View details for PubMedID 1693402
CALCIUM CURRENTS AND FURA-2 SIGNALS IN FLUORESCENCE-ACTIVATED CELL SORTED LACTOTROPHS AND SOMATOTROPHS OF RAT ANTERIOR-PITUITARY
1988; 123 (1): 611-621
Optical and electrical recording techniques were applied to single primary pituitary cells to characterize the types of voltage-dependent calcium currents (ICa) and levels of intracellular calcium ([Ca2+]i). GH-containing somatotrophs and PRL-containing lactotrophs were isolated from adult female rats using fluorescence-activated cell-sorting techniques and were maintained in culture for 1-4 days. Whole cell patch-clamp recordings were made to analyze the ICa, and [Ca2+]i was measured with fura-2. Cell type was verified after each recording by indirect immunocytochemistry. GH and PRL cells could be divided into two groups: silent and spontaneously active. Silent cells had stable membrane potentials and stable levels of [Ca2+]i. Spontaneously active cells exhibited spontaneous action potentials and large fluctuations in [Ca2+]i. Two types of ICa were found: a low threshold, transient current which was insensitive to the dihydropyridine -Bay 5417 (the negative isomer of Bay K 8644), and a high threshold, sustained current which was enhanced by -Bay 5417. Both types of ICa were present in PRL and GH cells, but each cell type differed quantitatively in the proportion of each current type. While the GH cells had a more prominent, low threshold, transient ICa, the PRL cells had a more prominent, high threshold, sustained ICa. The enhancement of ICa by -Bay 5417 was greater in the PRL cells, which have a larger dihydropyridine-sensitive ICa. Parallel fura-2 measurements showed an increase in [Ca2+]i in response to 50 mM KCl and -Bay 5417 for both lactotrophs and somatotrophs.

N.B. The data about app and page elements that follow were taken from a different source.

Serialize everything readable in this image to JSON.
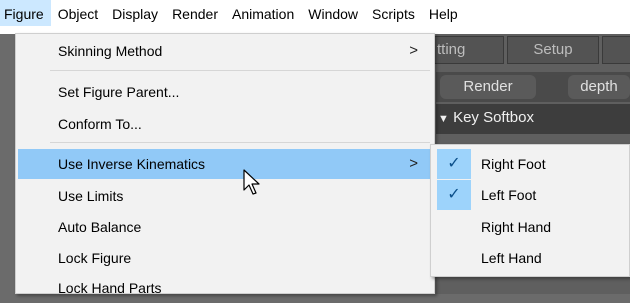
{
  "menubar": {
    "items": [
      "Figure",
      "Object",
      "Display",
      "Render",
      "Animation",
      "Window",
      "Scripts",
      "Help"
    ]
  },
  "background": {
    "tab_partial": "tting",
    "tab_setup": "Setup",
    "render_button": "Render",
    "depth_button": "depth",
    "key_softbox": "Key Softbox"
  },
  "figure_menu": {
    "skinning_method": "Skinning Method",
    "set_figure_parent": "Set Figure Parent...",
    "conform_to": "Conform To...",
    "use_inverse_kinematics": "Use Inverse Kinematics",
    "use_limits": "Use Limits",
    "auto_balance": "Auto Balance",
    "lock_figure": "Lock Figure",
    "lock_hand_parts": "Lock Hand Parts",
    "submenu_arrow": ">"
  },
  "ik_submenu": {
    "right_foot": "Right Foot",
    "left_foot": "Left Foot",
    "right_hand": "Right Hand",
    "left_hand": "Left Hand",
    "checkmark": "✓",
    "checked": [
      "Right Foot",
      "Left Foot"
    ]
  },
  "colors": {
    "highlight": "#91c9f7",
    "menu_active": "#cce8ff",
    "check_bg": "#9dd3fb"
  }
}
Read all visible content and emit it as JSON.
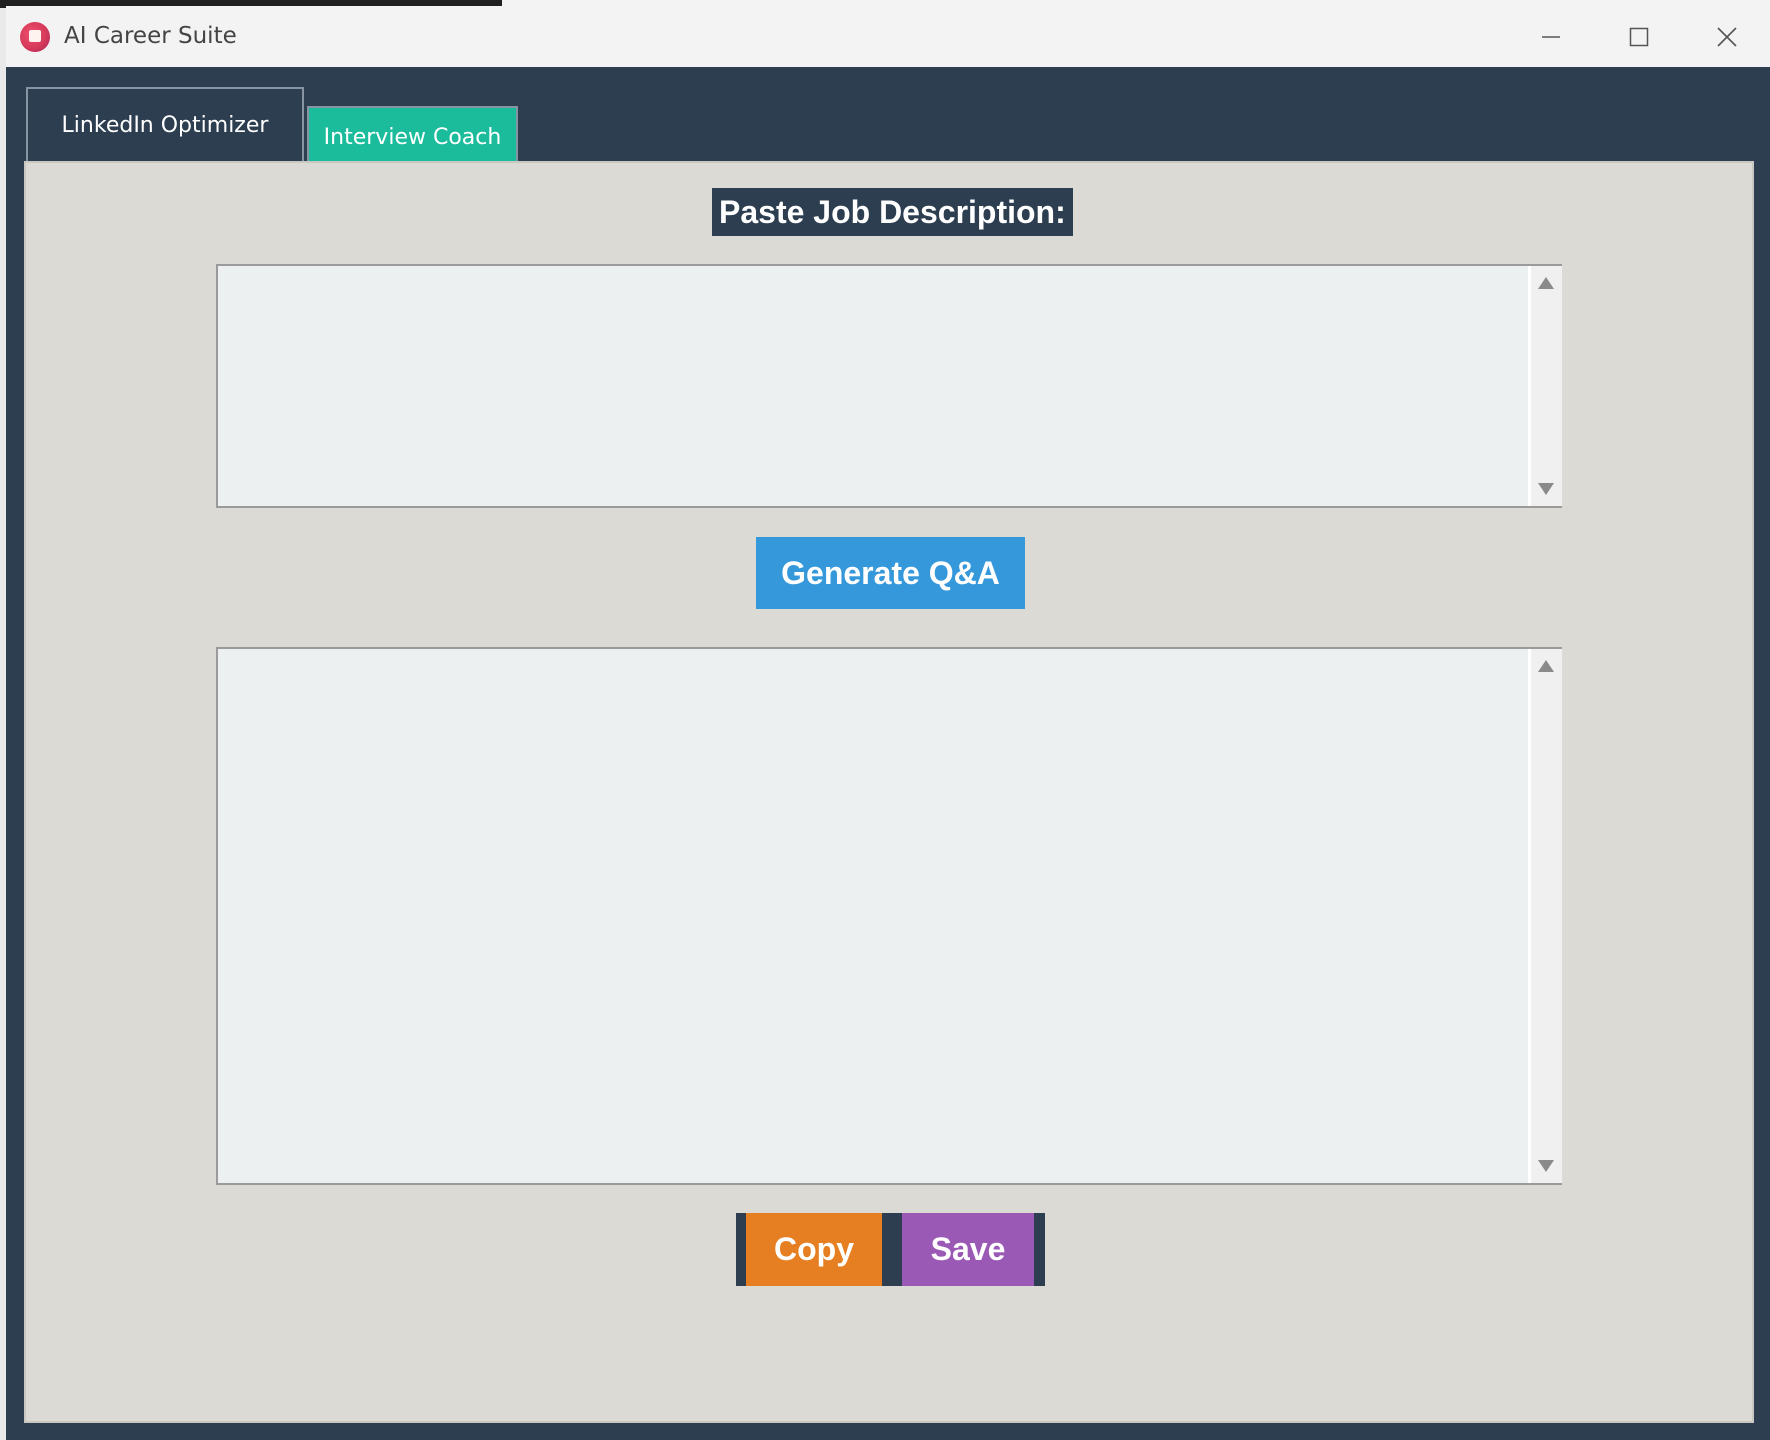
{
  "window": {
    "title": "AI Career Suite",
    "controls": {
      "minimize_icon": "minimize-icon",
      "maximize_icon": "maximize-icon",
      "close_icon": "close-icon"
    }
  },
  "tabs": [
    {
      "label": "LinkedIn Optimizer",
      "active": false
    },
    {
      "label": "Interview Coach",
      "active": true
    }
  ],
  "interview_coach": {
    "prompt_label": "Paste Job Description:",
    "job_description_value": "",
    "generate_label": "Generate Q&A",
    "output_value": "",
    "copy_label": "Copy",
    "save_label": "Save"
  },
  "colors": {
    "window_bg": "#2c3e50",
    "panel_bg": "#dcdad5",
    "textbox_bg": "#ecf0f1",
    "active_tab": "#1abc9c",
    "generate_button": "#3498db",
    "copy_button": "#e67e22",
    "save_button": "#9b59b6"
  }
}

View details for Web of Science ID A1988P042000078
View details for PubMedID 2454814